      I remember sitting on the edge of my seat while watching Game of Thrones, and for this first episode, well, I wasn't. Maybe it is because I need to immerse myself in the fantastic game of Thrones universe after its long absence, but it wasn't as thrilling as I hoped for, not enough going on. I keep in mind it is just the beginning, things will get interesting very soon I'm sure.

      Actors on this episode were brilliant as usual, nothing to say there, it's just the story that was a bit too much of an introduction for the next one.moreless
    • 2x01 "The North Remembers"

      After a fantastic first season, Game of Thrones returns with a solid episode with outstanding directing (as always) and a well-crafted script. I don't know about you guys, but this show already feels like a classic to me.

    Featured Episode Clip

    Trivia, Notes, Quotes and Allusions


    • TRIVIA (1)

      • In the opening credit sequence a new destination visited in this episode, Dragonstone, "rises" from the map. Vaes Dothrak and the Wall also rise although they are not visited in this episode, but there is activity by key characters in their general areas of the world.

    • QUOTES (1)

      • Tyrion Lannister: Starks love their children as well. And we have two of them.
        Cersei Lannister: One.
        Tyrion Lannister: One?
        Cersei Lannister: Arya, little animal, she disappeared.
        Tyrion Lannister: Disappeared? What, in a puff of smoke? We had three Starks to trade. You chopped one's head off and let another escape. Father would be furious. Must be hard for you, to be the disappointing child.

    • NOTES (1)

    • ALLUSIONS (1)
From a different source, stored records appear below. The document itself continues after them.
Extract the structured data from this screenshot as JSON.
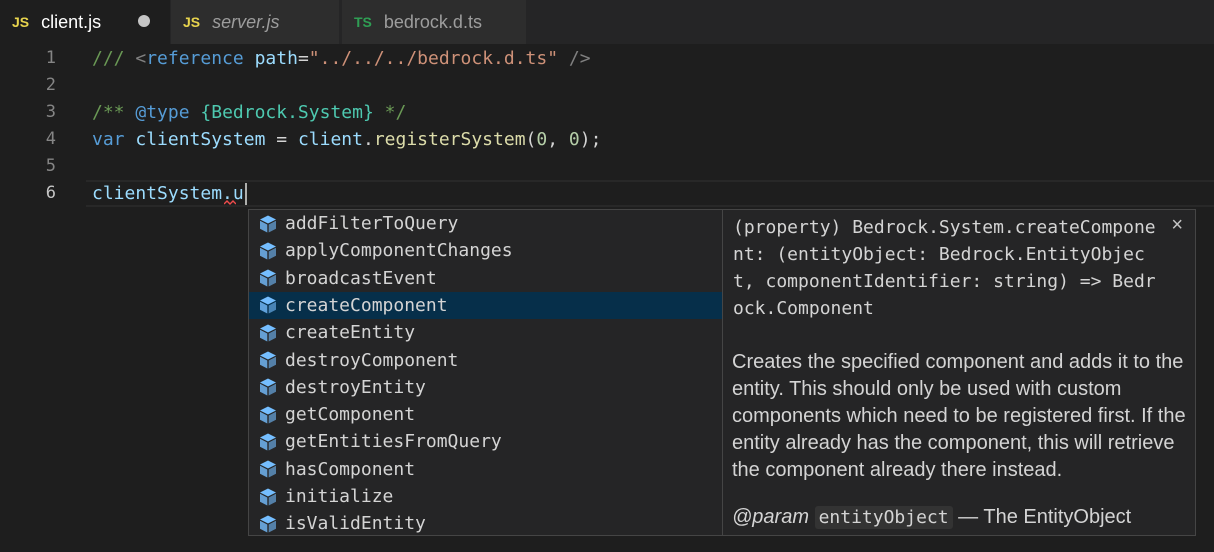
{
  "tabs": [
    {
      "lang": "JS",
      "name": "client.js",
      "active": true,
      "dirty": true
    },
    {
      "lang": "JS",
      "name": "server.js",
      "active": false
    },
    {
      "lang": "TS",
      "name": "bedrock.d.ts",
      "active": false
    }
  ],
  "editor": {
    "line_numbers": [
      "1",
      "2",
      "3",
      "4",
      "5",
      "6"
    ],
    "current_line": "6",
    "line1": {
      "c1": "///",
      "c2": "<",
      "c3": "reference",
      "c4": "path",
      "c5": "=",
      "c6": "\"../../../bedrock.d.ts\"",
      "c7": "/>"
    },
    "line3": {
      "c1": "/**",
      "c2": "@type",
      "c3": "{Bedrock.System}",
      "c4": "*/"
    },
    "line4": {
      "c1": "var",
      "c2": "clientSystem",
      "c3": "=",
      "c4": "client",
      "c5": ".",
      "c6": "registerSystem",
      "c7": "(",
      "c8": "0",
      "c9": ",",
      "c10": "0",
      "c11": ");"
    },
    "line6": {
      "text": "clientSystem.u"
    }
  },
  "suggestions": {
    "selected_index": 3,
    "icon": "cube-method-icon",
    "items": [
      "addFilterToQuery",
      "applyComponentChanges",
      "broadcastEvent",
      "createComponent",
      "createEntity",
      "destroyComponent",
      "destroyEntity",
      "getComponent",
      "getEntitiesFromQuery",
      "hasComponent",
      "initialize",
      "isValidEntity"
    ]
  },
  "details": {
    "signature": "(property) Bedrock.System.createComponent: (entityObject: Bedrock.EntityObject, componentIdentifier: string) => Bedrock.Component",
    "close_label": "×",
    "doc": "Creates the specified component and adds it to the entity. This should only be used with custom components which need to be registered first. If the entity already has the component, this will retrieve the component already there instead.",
    "param_tag": "@param",
    "param_name": "entityObject",
    "param_desc": "— The EntityObject"
  },
  "colors": {
    "editor_bg": "#1e1e1e",
    "selection": "#062f4a",
    "js_badge": "#e8d44d",
    "ts_badge": "#2f9e54",
    "method_icon": "#75beff"
  }
}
      • The scene with the soldiers invading the brothel, looking for King Robert's bastard offspring, even chasing down a woman with a babe in her arms, is an allusion to an early scene in Cecil B. DeMille's 1956 version of "The Ten Commandments" when Pharaoh Seti I, on advice from his astronomers, ordered the slaying of the Hebrew children to prevent the rise of their Messiah.